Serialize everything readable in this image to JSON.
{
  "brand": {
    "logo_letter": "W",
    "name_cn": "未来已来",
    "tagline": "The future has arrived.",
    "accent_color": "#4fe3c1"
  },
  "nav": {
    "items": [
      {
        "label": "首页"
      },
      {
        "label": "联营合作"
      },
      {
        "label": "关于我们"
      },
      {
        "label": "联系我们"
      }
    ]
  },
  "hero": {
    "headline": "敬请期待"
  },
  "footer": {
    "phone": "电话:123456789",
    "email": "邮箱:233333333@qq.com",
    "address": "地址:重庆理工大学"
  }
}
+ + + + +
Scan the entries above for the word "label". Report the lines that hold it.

Response:
        "label": "首页"
        "label": "联营合作"
        "label": "关于我们"
        "label": "联系我们"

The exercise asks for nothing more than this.